Fasting is a controversial term, creating mental images of people avoiding any food for days or even weeks. Intermittent fasting, however, is a much easier version to follow and thus, it has proven to be immensely popular among anyone who wants to improve their health.
While many diet programs or fasting regimens might have questionable scientific backing, one of the strengths of intermittent fasting is its known positive effect on your body's glucose level. Scientists from Deutsches Zentrum fuer Diabetesforschung DZD prove this once again in a new study that reveals how intermittent fasting might actually help prevent type 2 diabetes, a modern plague that haunts over 30 million Americans.
During the research, scientists found that intermittent fasting regimen helps to reduce pancreatic fat. Though seemingly an unimportant factor, pancreatic fat actually contributes to developing type 2 diabetes and plays quite a significant role.
Researchers believe intermittent fasting could be a great solution for people with a high risk of developing diabetes since following a fasting regimen is safe, easy to follow and doesn't require any medications, so it's a natural and non-invasive approach.
Reduced pancreatic fat isn't actually the only scientific explanation behind intermittent fasting regimen's capability of reducing diabetes risk. The logic is quite simple: whenever you eat, your body reacts to it by producing insulin. However, when you eat frequently, your body will create insulin too much and too often, becoming less sensitive to insulin.
During fasting, your body will start using your fat stores for energy which means, all of the energy will be efficiently used. Thanks to fasting, your body will be more sensitive to insulin and you'll get to use all of the energy from the food.
Intermittent fasting might help even those who already have a diabetes
It's easy to see how intermittent fasting might help in diabetes prevention, but what if someone already has diabetes?
The good news is, intermittent fasting has been already noted as a very likely alternative treatment option even for those with type 2 diabetes. A 2019 case study “Effect of Intermittent Fasting in Patients with Type 2 Diabetes” is one of the many to explore that question. The author Paul Reynolds concluded in the study: “Intermittent fasting will require continued study, but early results are promising.”
The general consensus is positive, though clearly, intermittent fasting is not something to be taken lightly by diabetes patients. Following any diet plan, especially one that requires fasting can be dangerous. The biggest danger of following the intermittent fasting regimen while having diabetes is the risk of hypoglycemia – your blood sugar levels will get too low. Besides possibly passing out, hypoglycemia may even lead to coma!
The other risky end of intermittent fasting is developing hyperglycemia – too high blood sugar levels. This might happen when you “cheat” on fasting and eat too many carbohydrates at once.
However, both hypoglycemia and hyperglycemia can be avoided if you are careful. WebMD has stressed these points as crucial factors that any diabetes patient should follow during fasting:
- Watch your blood sugar level especially carefully and make sure it doesn't get too low.
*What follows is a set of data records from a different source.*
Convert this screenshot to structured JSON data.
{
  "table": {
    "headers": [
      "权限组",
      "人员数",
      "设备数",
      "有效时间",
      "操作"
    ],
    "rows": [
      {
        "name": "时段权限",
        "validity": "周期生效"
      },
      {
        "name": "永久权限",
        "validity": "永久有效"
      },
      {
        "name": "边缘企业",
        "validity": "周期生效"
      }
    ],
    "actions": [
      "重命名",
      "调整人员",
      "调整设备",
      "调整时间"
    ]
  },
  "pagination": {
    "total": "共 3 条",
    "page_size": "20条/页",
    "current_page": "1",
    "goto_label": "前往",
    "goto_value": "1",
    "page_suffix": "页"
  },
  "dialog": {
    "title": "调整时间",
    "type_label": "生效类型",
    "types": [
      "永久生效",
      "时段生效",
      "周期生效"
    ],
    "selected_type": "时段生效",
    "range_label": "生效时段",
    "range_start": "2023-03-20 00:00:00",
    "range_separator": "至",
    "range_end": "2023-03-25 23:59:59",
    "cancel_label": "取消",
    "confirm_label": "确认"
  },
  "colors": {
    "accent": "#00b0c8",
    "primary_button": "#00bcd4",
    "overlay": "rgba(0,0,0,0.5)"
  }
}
If it does, consume a sugary drink and eat a nice balanced meal, so your blood sugar level would go back to normal.
- Don't go crazy with carbs – follow a balanced diet.
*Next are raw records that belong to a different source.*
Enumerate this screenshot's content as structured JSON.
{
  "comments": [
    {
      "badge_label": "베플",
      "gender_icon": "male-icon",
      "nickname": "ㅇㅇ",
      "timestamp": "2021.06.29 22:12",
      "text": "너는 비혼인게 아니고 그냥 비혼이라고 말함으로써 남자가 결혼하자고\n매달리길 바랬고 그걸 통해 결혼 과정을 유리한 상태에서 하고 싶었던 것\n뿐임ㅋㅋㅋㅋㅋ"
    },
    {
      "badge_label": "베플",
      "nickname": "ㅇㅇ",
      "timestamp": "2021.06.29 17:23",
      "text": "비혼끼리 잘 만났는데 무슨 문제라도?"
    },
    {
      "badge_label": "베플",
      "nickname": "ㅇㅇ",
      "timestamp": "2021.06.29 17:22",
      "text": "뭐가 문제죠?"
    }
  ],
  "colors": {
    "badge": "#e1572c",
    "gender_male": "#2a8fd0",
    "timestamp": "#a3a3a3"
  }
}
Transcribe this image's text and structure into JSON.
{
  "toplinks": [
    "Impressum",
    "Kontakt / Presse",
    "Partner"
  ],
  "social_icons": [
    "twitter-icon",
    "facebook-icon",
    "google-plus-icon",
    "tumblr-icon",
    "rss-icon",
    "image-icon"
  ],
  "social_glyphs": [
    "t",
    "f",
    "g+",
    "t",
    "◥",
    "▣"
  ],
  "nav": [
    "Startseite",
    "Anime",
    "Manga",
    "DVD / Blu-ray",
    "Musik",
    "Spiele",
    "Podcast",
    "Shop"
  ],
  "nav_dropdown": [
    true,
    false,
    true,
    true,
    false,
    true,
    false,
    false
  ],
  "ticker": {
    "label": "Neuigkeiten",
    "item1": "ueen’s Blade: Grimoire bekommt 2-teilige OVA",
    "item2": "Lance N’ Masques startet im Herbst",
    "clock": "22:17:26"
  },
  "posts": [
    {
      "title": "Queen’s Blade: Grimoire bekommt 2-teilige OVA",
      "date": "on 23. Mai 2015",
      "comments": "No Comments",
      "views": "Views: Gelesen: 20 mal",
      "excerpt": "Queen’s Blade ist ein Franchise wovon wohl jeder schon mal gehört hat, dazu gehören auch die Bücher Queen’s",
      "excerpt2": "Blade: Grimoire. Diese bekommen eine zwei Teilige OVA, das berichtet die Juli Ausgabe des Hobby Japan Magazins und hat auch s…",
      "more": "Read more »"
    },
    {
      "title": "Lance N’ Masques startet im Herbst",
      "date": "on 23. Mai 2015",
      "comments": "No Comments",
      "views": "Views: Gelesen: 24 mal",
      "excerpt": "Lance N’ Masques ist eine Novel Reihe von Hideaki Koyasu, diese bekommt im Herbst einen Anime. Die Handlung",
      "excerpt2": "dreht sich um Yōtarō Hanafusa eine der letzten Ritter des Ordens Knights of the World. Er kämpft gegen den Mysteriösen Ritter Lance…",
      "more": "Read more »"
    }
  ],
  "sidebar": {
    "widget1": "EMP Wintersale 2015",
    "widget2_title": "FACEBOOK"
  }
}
- Be careful when exercising – consult with your doctor first.
- Keep yourself well hydrated.
And most importantly – consult with your doctor first. Intermittent fasting might be easy to follow but because of the possible dangers, you really need to tread carefully. While there are multiple success stories of people who have “reversed” their diabetes and no longer require insulin, experts recommend being extremely careful. As mentioned, if your blood sugar level gets too low, you risk with falling into a coma.
Intermittent fasting is no joke – if you already have diabetes, it's essential to consult with a doctor prior to testing the fasting regimen.
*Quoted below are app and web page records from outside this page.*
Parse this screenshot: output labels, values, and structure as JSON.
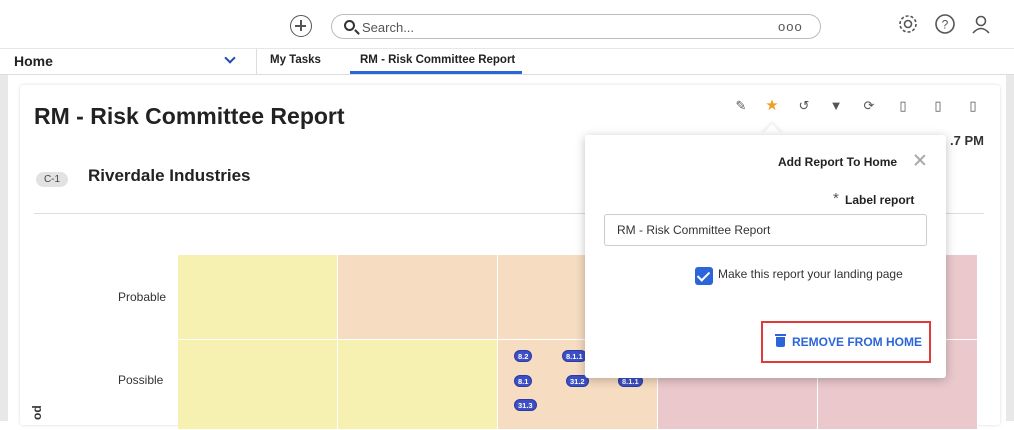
{
  "header": {
    "search_placeholder": "Search...",
    "more_label": "ooo"
  },
  "tabs": {
    "home_label": "Home",
    "items": [
      "My Tasks",
      "RM - Risk Committee Report"
    ]
  },
  "report": {
    "title": "RM - Risk Committee Report",
    "time_fragment": ".7 PM",
    "entity_code": "C-1",
    "entity_name": "Riverdale Industries"
  },
  "heatmap": {
    "row_labels": [
      "Probable",
      "Possible"
    ],
    "axis_fragment": "od",
    "colors": {
      "yellow": "#f6f1b0",
      "orange": "#f6dcc0",
      "pink": "#eac8cc"
    },
    "pills": [
      "8.2",
      "8.1.1",
      "8.1",
      "31.2",
      "8.1.1",
      "31.3"
    ]
  },
  "popover": {
    "title": "Add Report To Home",
    "required_mark": "*",
    "field_label": "Label report",
    "field_value": "RM - Risk Committee Report",
    "checkbox_label": "Make this report your landing page",
    "checkbox_checked": true,
    "remove_label": "REMOVE FROM HOME"
  },
  "colors": {
    "accent": "#2a66d9",
    "highlight_border": "#e03b3b",
    "pill": "#3c4fc6"
  }
}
If you don't have diabetes yet, intermittent fasting might prove to be a useful way to prevent possible health issues in the future. And the best part – you can still eat every day, contrary to traditional fasting regimens. Just keep in mind to talk to your doctor, even if you're completely healthy and listen to your body while following an intermittent fasting regimen.